The issue of the claim of title by A. B. Salter and by Mrs. Josephine Salter was the same in both cases, and substantially the parties were the same, S. R. Heys, the administrator, being in privity with A. B. Salter.
The objections of the plaintiff to the allowance of the plea of res adjudicata--on the grounds (a) it was not filed in time; (b) it could not be filed as an amendment to an answer; (c) it did not set up a valid defense; (d) it was not binding because between different parties; (e) the judgment was procured by fraud; (f) the court did not have jurisdiction of the subject-matter; and (g) the record shows that the issue of title was not submitted to the jury, and the court had no authority to render a judgment as to title--were properly overruled. See Phillips v. Hightower, 190 Ga. 785 (supra); Anderson v. Black, 199 Ga. 59 (33 S. E. 2d, 298, 158 A. L. R. 354).
In the brief of counsel for the defendants we are requested to examine the cases of Salter v. Salter, 80 Ga. App. 263
(55 S. E. 2d, 868), and Salter v. Salter, 81 Ga. App. 864
(60 S. E. 2d, 424); and it is stated that by so doing we will find that they conclusively show that the judgment sustaining the plea was correct. Physically we can take cognizance of these cases, but judicially we cannot take notice of them any more than the trial court could, in the absence of judicial proof, take notice of the judgment in another case between the parties in the same court. Carten v. Loveless, 192 Ga. 715

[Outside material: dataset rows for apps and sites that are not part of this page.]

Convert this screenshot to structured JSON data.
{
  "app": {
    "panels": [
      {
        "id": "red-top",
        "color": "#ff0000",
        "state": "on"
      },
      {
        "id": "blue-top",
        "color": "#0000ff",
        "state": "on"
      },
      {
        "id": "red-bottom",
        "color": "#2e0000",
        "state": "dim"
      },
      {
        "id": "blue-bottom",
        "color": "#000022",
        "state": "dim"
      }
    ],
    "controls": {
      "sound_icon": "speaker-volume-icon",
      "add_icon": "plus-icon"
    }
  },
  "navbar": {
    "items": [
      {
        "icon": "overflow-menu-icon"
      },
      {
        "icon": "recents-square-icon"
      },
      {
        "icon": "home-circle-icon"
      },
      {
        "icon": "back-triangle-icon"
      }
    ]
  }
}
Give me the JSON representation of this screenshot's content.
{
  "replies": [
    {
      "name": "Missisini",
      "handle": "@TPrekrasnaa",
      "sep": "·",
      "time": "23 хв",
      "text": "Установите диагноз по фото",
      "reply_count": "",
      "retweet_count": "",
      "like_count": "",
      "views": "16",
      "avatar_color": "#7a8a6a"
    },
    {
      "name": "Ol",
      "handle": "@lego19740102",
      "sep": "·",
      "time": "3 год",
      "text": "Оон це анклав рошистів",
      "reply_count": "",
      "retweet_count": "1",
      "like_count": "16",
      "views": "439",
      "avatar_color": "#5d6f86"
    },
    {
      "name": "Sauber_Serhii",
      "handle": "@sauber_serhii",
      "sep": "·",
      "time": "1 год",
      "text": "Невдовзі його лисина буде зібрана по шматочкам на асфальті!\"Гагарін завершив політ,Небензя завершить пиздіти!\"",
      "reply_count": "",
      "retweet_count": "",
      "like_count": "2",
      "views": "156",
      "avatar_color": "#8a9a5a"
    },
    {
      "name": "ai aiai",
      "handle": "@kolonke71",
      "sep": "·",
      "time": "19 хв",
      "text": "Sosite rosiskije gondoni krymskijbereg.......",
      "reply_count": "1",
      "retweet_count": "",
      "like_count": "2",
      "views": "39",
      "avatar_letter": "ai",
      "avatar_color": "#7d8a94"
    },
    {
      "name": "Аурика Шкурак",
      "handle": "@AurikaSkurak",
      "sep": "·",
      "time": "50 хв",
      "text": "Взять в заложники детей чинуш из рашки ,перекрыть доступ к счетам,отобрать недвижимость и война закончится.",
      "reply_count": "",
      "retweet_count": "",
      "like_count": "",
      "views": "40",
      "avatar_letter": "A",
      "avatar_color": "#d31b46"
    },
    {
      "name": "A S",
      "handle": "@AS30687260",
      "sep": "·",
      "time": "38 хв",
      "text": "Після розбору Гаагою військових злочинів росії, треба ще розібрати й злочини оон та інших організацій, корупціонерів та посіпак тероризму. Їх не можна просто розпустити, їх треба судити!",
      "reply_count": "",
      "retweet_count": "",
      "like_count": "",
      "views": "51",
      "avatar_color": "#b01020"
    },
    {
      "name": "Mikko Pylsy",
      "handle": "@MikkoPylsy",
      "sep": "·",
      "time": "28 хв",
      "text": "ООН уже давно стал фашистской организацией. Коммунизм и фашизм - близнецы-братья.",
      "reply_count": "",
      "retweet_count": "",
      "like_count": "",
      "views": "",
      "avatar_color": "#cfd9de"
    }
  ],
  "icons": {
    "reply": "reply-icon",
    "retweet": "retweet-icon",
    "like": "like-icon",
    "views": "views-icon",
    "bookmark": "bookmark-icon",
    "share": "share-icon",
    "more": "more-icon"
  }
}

supra, (1). We are not now passing upon the sufficiency or insufficiency of the proof in support of the plea, but simply rule that the trial court had no authority to sustain the plea of res adjudicata on the basis of the pleaded record of the former suit, in the absence of uncontradicted proof of the truth of the pleaded facts.
Judgment affirmed in part and reversed in part. All the Justices concur.